Your task:
As the answer, give a copy of each line below that includes the word "Local".

[Data records]
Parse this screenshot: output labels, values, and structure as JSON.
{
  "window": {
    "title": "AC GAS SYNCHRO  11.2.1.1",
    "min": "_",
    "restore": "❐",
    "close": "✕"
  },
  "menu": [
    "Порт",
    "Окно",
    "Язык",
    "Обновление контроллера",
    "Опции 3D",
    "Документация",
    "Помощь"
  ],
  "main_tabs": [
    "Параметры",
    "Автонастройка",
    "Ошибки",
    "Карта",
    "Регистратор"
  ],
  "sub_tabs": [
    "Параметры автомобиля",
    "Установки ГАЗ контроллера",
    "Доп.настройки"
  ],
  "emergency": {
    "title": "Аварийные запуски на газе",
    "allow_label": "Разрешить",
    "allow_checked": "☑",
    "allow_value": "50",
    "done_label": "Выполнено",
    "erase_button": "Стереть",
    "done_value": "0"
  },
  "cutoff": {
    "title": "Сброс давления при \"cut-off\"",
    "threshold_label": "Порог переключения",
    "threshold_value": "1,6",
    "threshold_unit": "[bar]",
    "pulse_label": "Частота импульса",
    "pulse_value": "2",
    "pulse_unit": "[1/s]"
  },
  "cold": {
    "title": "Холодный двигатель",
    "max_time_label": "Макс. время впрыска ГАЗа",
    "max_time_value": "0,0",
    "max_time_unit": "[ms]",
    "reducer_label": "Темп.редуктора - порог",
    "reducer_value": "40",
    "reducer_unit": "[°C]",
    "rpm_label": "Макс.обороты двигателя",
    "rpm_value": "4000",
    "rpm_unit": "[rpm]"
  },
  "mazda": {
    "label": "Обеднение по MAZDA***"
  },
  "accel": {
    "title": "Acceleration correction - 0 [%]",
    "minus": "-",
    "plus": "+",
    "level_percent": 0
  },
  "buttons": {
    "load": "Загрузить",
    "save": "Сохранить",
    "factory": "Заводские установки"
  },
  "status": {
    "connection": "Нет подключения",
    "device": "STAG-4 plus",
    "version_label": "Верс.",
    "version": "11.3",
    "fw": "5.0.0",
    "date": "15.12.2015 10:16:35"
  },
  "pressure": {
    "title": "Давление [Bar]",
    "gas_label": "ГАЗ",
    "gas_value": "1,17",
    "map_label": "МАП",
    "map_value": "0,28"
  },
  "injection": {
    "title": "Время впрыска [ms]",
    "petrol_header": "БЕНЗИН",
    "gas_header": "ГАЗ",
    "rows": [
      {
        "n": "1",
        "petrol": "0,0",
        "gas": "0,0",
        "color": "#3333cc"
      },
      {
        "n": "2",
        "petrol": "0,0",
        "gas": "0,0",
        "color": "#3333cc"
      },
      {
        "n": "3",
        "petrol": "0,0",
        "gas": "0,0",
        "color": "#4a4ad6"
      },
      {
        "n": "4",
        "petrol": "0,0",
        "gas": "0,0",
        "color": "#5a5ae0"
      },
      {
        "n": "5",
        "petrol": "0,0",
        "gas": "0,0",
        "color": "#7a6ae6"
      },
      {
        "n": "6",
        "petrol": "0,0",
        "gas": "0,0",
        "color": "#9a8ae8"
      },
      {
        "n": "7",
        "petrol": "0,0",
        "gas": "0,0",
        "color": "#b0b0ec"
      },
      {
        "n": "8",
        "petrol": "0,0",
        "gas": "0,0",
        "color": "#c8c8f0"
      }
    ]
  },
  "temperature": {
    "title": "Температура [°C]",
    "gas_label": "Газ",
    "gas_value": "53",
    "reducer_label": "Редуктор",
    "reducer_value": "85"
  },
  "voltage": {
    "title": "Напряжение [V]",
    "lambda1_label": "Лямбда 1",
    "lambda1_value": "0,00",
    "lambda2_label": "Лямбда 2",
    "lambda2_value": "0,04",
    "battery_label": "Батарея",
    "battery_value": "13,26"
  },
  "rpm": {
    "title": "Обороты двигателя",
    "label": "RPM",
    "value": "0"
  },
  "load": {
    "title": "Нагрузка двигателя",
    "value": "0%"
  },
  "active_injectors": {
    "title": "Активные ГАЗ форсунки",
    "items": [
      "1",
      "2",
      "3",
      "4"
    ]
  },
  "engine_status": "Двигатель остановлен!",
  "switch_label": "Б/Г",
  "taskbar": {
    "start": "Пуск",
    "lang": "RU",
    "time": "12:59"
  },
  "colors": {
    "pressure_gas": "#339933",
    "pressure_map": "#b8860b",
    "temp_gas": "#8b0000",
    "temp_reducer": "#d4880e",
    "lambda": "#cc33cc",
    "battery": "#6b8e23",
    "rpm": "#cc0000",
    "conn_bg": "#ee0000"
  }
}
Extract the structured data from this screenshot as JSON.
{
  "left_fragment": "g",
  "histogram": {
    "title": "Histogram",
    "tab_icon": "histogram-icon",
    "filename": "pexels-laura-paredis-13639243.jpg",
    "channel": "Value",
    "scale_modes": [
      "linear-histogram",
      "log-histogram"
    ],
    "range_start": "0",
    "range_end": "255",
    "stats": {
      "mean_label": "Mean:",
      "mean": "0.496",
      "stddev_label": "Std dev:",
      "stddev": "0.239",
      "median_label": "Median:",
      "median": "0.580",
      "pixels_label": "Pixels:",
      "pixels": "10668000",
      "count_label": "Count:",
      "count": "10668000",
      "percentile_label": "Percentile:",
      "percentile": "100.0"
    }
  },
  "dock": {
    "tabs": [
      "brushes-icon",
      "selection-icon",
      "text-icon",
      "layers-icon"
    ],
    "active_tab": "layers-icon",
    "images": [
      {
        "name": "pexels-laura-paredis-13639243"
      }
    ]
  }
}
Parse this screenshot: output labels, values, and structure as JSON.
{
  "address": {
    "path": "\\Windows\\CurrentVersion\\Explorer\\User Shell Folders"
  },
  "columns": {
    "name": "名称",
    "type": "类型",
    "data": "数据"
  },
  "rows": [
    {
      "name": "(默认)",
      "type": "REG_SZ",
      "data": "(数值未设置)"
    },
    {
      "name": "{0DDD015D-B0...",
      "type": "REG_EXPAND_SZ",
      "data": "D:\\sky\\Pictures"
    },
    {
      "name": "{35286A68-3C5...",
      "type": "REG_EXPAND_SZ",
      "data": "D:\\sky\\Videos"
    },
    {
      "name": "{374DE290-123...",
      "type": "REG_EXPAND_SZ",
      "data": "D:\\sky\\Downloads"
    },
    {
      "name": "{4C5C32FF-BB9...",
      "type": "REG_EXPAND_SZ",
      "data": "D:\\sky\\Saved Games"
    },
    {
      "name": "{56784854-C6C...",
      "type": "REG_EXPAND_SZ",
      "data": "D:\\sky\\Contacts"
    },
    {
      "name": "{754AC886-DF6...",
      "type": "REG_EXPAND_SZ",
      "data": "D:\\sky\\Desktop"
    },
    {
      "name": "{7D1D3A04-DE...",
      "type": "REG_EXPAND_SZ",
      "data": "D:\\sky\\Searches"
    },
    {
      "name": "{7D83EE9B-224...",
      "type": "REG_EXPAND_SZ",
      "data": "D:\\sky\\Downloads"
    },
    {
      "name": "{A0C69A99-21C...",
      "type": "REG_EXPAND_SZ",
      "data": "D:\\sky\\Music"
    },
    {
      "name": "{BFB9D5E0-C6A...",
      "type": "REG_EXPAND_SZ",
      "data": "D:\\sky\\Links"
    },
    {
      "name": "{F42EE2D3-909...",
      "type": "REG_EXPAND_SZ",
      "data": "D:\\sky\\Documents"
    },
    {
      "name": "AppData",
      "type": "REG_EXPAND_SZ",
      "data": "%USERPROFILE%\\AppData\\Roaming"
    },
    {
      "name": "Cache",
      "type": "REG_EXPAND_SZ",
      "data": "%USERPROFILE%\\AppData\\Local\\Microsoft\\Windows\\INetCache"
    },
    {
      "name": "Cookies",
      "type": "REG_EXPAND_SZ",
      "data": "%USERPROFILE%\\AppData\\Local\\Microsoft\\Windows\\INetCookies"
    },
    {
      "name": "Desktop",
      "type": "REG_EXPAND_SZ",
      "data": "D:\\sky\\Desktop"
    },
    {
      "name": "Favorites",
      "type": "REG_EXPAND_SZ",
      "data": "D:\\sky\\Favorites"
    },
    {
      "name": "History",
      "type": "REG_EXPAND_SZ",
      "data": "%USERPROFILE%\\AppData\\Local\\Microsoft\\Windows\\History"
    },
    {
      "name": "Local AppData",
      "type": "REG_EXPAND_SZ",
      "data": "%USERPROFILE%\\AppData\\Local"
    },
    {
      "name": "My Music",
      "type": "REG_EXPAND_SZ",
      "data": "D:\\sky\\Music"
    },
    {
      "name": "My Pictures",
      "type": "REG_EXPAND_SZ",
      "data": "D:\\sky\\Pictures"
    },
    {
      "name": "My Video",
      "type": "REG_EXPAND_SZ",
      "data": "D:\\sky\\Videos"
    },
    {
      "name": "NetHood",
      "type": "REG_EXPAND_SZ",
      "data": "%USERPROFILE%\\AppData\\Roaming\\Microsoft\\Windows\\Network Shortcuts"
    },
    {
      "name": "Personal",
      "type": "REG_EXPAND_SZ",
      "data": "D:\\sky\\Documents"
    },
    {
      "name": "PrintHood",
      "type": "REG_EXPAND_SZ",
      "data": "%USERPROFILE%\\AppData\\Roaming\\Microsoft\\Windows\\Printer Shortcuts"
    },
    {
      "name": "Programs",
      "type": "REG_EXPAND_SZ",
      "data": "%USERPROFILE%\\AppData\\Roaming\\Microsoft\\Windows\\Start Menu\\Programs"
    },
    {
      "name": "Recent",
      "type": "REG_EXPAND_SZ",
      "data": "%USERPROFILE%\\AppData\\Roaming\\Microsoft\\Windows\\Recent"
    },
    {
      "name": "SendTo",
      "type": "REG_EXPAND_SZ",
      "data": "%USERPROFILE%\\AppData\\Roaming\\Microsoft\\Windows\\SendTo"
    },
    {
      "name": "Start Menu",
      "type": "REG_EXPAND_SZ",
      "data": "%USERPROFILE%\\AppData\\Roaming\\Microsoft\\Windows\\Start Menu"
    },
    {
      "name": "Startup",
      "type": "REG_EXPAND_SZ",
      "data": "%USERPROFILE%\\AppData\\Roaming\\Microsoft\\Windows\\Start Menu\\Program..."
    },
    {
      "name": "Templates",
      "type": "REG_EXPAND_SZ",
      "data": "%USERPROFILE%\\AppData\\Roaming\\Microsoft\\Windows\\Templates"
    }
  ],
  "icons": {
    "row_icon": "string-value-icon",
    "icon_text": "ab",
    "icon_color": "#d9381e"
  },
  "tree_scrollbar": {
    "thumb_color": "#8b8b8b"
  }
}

Solution:
      "data": "%USERPROFILE%\\AppData\\Local\\Microsoft\\Windows\\INetCache"
      "data": "%USERPROFILE%\\AppData\\Local\\Microsoft\\Windows\\INetCookies"
      "data": "%USERPROFILE%\\AppData\\Local\\Microsoft\\Windows\\History"
      "name": "Local AppData",
      "data": "%USERPROFILE%\\AppData\\Local"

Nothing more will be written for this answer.